“Current federal income tax was adjusted to exclude a second-round addition to the TCJA transition tax," the report notes. "The research and experimentation tax credit reduced taxes by $46 million. Excess benefits from stock options reduced federal and state taxes by $58 million.”

This data was collected to assess tax avoidance under the new Tax Cuts and Jobs Act (2018) that brought the corporate rate down from 35 to 21 percent. Evidently, that tax cut wasn’t enough. The collective tax rate of 11.3 percent is the lowest ITEP has ever reported since it began releasing these studies in 1984.

It was the best of times, it was the worst of times — Blizzard has made money hand over fist for the past couple of years, but its business practices have affected its image. In 2018, it made a record $7.26 billion in revenue before laying off 800 members of its staff this February. The company claimed that certain targets weren’t met and that it needed to refocus on more profitable areas, but still managed to increase dividends for shareholders.

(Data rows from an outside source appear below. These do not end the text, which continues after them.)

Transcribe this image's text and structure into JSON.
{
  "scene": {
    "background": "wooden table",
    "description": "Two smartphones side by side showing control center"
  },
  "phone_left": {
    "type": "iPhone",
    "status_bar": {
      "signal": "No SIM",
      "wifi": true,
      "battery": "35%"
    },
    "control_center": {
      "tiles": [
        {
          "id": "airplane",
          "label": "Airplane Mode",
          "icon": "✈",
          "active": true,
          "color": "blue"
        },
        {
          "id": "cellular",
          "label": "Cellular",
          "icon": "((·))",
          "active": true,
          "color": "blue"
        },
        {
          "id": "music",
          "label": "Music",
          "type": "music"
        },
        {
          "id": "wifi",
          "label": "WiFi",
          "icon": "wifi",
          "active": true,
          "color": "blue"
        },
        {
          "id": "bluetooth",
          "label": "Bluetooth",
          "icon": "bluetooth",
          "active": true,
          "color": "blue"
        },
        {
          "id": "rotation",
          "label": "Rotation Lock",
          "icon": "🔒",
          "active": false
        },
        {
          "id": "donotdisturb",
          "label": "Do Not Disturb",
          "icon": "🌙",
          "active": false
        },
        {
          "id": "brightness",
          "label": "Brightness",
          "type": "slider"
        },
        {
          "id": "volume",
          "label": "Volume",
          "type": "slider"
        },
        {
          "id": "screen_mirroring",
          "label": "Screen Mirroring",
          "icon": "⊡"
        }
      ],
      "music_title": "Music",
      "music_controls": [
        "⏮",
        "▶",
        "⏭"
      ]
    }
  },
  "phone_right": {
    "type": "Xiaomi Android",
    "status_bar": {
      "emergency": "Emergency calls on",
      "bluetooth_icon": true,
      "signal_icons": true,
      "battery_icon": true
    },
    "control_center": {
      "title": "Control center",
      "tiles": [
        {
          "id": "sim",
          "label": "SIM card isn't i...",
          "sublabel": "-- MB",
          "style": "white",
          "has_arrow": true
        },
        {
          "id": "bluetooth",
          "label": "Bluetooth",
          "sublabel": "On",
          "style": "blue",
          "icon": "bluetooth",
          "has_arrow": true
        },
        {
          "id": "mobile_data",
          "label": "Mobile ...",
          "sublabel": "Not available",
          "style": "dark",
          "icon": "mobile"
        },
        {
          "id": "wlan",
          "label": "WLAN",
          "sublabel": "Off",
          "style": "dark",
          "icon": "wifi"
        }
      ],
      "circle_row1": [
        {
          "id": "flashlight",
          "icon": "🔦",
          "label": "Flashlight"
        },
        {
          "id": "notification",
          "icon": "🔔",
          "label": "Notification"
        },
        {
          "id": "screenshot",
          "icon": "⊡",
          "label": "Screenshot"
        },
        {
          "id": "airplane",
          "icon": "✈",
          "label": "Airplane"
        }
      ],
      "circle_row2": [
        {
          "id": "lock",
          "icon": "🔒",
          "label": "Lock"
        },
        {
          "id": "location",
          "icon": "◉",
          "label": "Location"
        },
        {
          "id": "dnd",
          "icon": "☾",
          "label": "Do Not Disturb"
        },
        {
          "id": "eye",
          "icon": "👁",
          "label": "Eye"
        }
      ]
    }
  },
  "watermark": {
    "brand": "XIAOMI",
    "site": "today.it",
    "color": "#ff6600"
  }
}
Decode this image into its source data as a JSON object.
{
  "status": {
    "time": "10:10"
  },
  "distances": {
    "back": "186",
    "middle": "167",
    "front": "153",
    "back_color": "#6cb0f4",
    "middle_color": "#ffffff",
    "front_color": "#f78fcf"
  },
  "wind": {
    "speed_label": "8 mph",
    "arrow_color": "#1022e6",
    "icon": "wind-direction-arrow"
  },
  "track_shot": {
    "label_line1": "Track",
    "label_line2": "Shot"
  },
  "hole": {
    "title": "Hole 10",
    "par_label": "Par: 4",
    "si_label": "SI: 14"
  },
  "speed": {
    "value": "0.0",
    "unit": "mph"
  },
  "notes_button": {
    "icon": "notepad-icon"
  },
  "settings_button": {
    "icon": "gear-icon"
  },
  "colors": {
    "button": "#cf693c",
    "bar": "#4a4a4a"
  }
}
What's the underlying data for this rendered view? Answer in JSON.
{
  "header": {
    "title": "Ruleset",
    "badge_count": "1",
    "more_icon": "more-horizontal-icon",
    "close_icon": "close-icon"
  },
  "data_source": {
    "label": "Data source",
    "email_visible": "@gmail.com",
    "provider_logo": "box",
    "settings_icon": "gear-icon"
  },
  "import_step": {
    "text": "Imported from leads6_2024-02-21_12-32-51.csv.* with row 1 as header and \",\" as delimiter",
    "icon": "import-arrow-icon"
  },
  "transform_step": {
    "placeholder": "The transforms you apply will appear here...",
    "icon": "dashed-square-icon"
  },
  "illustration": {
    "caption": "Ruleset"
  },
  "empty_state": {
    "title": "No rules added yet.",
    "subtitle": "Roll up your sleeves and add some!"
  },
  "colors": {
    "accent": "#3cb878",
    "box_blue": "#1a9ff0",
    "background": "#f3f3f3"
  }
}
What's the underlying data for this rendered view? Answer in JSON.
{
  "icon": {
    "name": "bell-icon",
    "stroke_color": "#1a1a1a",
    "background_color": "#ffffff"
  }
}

This report comes on the heels of Blizzard’s recent debacle when it banned a pro-Hong Kong eSports gamer on flimsy pretenses. The company eventually walked the punishment back with a suspension, returned prize money, and even issued a tepid apology.

The bad press hasn’t affected Blizzard financially. Call of Duty: Modern Warfare brought in $600 million in the first three days of its release in late October. It probably won’t pay taxes on any of that revenue either.